Instructions for the task> Find every line below with the string "category" and pick it out.
● ● ●
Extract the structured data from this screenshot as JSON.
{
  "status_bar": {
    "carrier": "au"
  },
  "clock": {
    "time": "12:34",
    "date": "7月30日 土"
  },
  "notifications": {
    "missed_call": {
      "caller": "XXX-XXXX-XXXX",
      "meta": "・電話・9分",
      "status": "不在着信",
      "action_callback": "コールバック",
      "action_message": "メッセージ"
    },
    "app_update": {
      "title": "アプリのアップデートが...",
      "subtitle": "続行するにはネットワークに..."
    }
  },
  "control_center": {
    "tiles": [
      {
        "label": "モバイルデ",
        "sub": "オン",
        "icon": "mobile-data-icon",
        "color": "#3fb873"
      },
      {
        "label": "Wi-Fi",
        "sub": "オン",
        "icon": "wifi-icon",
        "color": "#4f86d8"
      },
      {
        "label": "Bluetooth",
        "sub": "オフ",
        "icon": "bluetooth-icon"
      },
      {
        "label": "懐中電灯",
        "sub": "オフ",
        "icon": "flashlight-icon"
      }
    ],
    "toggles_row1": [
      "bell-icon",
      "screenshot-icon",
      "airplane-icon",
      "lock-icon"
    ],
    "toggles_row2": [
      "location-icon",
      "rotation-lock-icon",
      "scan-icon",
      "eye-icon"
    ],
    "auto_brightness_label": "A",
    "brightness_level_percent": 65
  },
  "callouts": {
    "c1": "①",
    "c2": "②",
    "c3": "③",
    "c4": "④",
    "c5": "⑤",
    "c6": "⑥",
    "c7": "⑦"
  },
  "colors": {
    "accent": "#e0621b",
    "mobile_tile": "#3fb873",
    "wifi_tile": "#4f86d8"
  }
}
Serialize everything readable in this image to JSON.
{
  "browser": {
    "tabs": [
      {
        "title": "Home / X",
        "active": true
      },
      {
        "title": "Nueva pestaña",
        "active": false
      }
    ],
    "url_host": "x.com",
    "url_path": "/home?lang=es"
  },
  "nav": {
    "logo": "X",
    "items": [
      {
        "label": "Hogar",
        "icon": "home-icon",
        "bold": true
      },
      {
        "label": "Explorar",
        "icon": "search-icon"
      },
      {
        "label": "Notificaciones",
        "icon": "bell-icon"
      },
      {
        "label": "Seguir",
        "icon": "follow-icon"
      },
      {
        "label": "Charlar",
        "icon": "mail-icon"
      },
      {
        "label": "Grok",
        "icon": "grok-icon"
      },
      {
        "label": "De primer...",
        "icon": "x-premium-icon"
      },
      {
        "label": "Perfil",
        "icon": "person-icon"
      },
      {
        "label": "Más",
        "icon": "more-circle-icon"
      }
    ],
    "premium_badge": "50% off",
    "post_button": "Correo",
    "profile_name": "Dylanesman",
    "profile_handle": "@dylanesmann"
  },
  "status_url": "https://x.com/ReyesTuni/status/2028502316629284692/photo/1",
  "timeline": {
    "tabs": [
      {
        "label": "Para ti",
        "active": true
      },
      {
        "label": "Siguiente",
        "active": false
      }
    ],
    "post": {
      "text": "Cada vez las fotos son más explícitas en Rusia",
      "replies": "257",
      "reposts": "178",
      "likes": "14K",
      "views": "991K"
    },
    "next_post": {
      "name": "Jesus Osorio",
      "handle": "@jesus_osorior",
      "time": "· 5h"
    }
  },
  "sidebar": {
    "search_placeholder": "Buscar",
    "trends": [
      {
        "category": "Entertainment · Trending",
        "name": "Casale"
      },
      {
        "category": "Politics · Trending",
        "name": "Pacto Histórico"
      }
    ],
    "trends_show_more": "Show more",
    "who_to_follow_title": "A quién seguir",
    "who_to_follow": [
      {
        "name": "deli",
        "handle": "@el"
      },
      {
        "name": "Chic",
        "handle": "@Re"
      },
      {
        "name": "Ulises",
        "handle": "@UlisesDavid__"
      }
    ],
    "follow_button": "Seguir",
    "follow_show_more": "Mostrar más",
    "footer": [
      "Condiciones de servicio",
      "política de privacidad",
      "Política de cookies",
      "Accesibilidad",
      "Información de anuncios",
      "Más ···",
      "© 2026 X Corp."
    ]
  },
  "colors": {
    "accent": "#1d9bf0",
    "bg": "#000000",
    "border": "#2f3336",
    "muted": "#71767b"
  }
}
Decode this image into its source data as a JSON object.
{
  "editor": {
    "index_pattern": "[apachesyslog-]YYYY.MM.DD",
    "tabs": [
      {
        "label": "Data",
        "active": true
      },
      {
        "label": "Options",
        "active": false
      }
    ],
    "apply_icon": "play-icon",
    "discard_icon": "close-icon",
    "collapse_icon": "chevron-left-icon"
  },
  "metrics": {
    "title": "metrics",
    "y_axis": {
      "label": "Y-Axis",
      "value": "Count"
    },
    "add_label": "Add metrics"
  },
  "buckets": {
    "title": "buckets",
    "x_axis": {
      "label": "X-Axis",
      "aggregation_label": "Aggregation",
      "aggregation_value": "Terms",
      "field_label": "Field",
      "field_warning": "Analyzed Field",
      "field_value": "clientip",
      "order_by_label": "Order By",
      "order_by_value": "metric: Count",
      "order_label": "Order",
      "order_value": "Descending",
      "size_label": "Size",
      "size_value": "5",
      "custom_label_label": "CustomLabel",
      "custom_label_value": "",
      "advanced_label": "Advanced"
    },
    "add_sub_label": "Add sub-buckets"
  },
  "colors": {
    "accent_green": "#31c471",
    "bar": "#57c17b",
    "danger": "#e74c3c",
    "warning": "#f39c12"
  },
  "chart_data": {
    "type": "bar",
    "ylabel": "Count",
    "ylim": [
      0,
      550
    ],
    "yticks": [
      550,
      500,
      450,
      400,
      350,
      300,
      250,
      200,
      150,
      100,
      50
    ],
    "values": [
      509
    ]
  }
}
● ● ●
Written response>
        "category": "Entertainment · Trending",
        "category": "Politics · Trending",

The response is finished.